Materials: 5 skeins Valley Yarns Northampton in Natural, 1 skein in Brown Heather, and 1 skein in Charcoal; sizes 4 and 5 needles. Pattern: The Knitter’s Dude.
Time: Two months, or both seasons of Narcos.
Cost: $40, yarn + pattern.
First, a story: back in grad school, I spent a few years working for one of my advisers. A notoriously conservative figure within our generally liberal department, he never came to campus dressed in anything less than a three-piece-suit, though I can confirm that, when working in his office, he would hang up the jacket and roll up his shirtsleeves.
And, just before I started working for him, he had discovered The Big Lebowski. “It’s brilliant!” he would chuckle to me. “It’s just like a Raymond Chandler novel!” And, to signal the start of office hours, he would flip the cardboard sign hanging from his doorknob that he’d fashioned out of two bumper stickers from THE DUDE IS NOT IN to THE DUDE ABIDES.

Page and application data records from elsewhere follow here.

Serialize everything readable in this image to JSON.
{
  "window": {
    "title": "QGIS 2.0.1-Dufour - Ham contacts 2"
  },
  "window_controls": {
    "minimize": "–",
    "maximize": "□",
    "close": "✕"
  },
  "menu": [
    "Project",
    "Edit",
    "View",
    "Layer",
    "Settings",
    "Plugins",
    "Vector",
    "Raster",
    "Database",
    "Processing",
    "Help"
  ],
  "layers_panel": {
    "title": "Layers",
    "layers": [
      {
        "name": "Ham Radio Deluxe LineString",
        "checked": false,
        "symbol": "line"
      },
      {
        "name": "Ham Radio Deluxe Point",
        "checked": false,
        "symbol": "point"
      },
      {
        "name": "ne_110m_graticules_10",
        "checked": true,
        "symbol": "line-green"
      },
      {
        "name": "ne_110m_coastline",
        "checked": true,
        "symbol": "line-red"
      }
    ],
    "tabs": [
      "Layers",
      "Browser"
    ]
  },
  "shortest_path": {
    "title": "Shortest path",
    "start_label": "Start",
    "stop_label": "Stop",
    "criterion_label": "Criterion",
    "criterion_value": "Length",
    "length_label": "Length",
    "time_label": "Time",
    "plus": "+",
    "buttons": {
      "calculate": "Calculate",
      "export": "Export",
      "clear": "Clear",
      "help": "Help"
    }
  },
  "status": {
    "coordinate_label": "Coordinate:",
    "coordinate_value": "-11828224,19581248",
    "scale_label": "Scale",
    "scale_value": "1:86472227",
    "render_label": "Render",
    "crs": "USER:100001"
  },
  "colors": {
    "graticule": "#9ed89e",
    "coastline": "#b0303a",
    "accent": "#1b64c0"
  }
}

So let us segue awkwardly to the Lebowski Sweater, something I’d initially categorized as a novelty but which has proven to be a surprisingly wearable garment.
Firstly, I want to point out that the designer is clear that this is not a precise replica of the Pendleton original, which is (inexplicably) done in a 1×1 rib which honestly seems like it’d be a PITA to gauge and knit. This is a more wearable Lebowski sweater, with different construction and closures. The body of mine is knit in a cream color which I’d like to think was originally the same shade as the Dude’s, before it absorbed decades worth of nicotine from the air of smoky LA bowling alleys.

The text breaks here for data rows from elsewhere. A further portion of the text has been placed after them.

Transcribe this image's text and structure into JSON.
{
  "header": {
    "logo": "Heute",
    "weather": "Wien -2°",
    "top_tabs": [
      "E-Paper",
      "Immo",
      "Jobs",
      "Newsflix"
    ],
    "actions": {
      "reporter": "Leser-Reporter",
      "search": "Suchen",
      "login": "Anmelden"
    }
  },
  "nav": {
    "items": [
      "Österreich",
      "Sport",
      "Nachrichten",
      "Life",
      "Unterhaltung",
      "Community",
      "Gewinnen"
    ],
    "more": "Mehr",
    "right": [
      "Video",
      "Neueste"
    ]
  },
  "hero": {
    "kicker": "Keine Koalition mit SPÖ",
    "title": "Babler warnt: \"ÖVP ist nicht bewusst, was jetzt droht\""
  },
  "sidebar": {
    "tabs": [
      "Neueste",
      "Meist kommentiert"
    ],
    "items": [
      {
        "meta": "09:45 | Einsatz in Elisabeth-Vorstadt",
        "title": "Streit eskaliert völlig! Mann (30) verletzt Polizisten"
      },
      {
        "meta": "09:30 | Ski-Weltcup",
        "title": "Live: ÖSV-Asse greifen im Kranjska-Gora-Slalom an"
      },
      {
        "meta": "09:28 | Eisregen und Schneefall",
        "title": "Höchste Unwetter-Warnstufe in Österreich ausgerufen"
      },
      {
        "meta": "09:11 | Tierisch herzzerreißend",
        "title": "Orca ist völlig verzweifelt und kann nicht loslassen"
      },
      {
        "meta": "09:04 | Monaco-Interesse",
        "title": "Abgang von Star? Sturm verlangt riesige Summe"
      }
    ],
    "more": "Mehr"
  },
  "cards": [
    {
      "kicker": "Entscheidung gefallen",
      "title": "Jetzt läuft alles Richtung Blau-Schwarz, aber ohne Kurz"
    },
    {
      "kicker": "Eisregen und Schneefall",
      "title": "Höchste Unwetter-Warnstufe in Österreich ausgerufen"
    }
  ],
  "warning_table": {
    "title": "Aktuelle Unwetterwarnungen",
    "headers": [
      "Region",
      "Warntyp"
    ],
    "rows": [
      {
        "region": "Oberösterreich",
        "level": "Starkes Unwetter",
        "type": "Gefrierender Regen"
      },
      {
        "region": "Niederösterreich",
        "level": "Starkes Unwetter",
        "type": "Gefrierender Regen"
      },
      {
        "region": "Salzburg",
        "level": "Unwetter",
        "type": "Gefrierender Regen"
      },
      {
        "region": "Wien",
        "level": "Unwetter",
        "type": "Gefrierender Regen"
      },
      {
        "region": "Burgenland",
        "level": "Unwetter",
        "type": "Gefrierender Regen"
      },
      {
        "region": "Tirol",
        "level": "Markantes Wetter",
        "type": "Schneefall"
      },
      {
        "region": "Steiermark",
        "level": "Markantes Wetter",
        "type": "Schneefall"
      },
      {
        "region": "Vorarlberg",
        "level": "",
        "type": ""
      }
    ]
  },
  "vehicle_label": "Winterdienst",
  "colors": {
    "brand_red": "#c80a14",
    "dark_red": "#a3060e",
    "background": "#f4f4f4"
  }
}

More details about the knitting are up on its Ravelry project page, but this was my first time knitting something with a steek. Steeking is a technique ostensibly used to make knitting colorwork items more efficient but really designed to test knitters’ mettle, since it means knitting your object in the round in a tube and then cutting it open. (Really hardcore advocates of traditional “sticky” wools claim that the loose ends will instantly felt themselves together, but a couple of lines of machine stitching does a surprisingly good job of keeping the carnage from spreading.)
It’s a really fun sweater! And not quite the same as wearing a pair of Zubaz to Costco. (Thought: are brightly-printed LuLa Roe-style leggings the Zubaz of the 2010s? Though I remember wearing some remarkably ugly leggings in the early 1990s, too…)